[Data records]

►

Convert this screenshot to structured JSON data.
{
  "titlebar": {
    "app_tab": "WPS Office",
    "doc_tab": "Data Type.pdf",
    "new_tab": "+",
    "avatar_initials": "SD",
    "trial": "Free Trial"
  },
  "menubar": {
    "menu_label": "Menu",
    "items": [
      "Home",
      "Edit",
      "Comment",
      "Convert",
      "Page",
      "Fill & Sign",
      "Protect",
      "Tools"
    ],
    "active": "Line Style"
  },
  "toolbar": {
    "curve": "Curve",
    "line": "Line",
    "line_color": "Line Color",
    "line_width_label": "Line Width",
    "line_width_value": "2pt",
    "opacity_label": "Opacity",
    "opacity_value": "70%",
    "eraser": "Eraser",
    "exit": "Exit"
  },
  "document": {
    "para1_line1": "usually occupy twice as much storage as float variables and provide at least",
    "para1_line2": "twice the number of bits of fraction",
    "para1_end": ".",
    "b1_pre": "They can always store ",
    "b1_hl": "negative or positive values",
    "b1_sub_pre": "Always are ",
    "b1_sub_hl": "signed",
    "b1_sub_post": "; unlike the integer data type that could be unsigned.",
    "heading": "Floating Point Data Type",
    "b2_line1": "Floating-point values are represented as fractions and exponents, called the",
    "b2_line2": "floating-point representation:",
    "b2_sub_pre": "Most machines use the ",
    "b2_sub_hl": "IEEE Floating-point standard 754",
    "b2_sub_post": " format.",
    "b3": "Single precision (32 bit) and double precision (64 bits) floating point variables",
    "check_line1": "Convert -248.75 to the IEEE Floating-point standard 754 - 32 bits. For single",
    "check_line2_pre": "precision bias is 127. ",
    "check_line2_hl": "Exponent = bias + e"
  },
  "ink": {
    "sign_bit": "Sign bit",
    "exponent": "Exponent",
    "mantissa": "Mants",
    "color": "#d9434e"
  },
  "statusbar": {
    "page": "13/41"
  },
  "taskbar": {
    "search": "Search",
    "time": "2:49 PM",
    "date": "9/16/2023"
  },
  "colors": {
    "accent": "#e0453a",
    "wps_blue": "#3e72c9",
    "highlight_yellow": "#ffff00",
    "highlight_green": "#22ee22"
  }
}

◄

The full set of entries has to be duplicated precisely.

* YOUR RESPONSE *
Convert this screenshot to structured JSON data.
{
  "titlebar": {
    "app_tab": "WPS Office",
    "doc_tab": "Data Type.pdf",
    "new_tab": "+",
    "avatar_initials": "SD",
    "trial": "Free Trial"
  },
  "menubar": {
    "menu_label": "Menu",
    "items": [
      "Home",
      "Edit",
      "Comment",
      "Convert",
      "Page",
      "Fill & Sign",
      "Protect",
      "Tools"
    ],
    "active": "Line Style"
  },
  "toolbar": {
    "curve": "Curve",
    "line": "Line",
    "line_color": "Line Color",
    "line_width_label": "Line Width",
    "line_width_value": "2pt",
    "opacity_label": "Opacity",
    "opacity_value": "70%",
    "eraser": "Eraser",
    "exit": "Exit"
  },
  "document": {
    "para1_line1": "usually occupy twice as much storage as float variables and provide at least",
    "para1_line2": "twice the number of bits of fraction",
    "para1_end": ".",
    "b1_pre": "They can always store ",
    "b1_hl": "negative or positive values",
    "b1_sub_pre": "Always are ",
    "b1_sub_hl": "signed",
    "b1_sub_post": "; unlike the integer data type that could be unsigned.",
    "heading": "Floating Point Data Type",
    "b2_line1": "Floating-point values are represented as fractions and exponents, called the",
    "b2_line2": "floating-point representation:",
    "b2_sub_pre": "Most machines use the ",
    "b2_sub_hl": "IEEE Floating-point standard 754",
    "b2_sub_post": " format.",
    "b3": "Single precision (32 bit) and double precision (64 bits) floating point variables",
    "check_line1": "Convert -248.75 to the IEEE Floating-point standard 754 - 32 bits. For single",
    "check_line2_pre": "precision bias is 127. ",
    "check_line2_hl": "Exponent = bias + e"
  },
  "ink": {
    "sign_bit": "Sign bit",
    "exponent": "Exponent",
    "mantissa": "Mants",
    "color": "#d9434e"
  },
  "statusbar": {
    "page": "13/41"
  },
  "taskbar": {
    "search": "Search",
    "time": "2:49 PM",
    "date": "9/16/2023"
  },
  "colors": {
    "accent": "#e0453a",
    "wps_blue": "#3e72c9",
    "highlight_yellow": "#ffff00",
    "highlight_green": "#22ee22"
  }
}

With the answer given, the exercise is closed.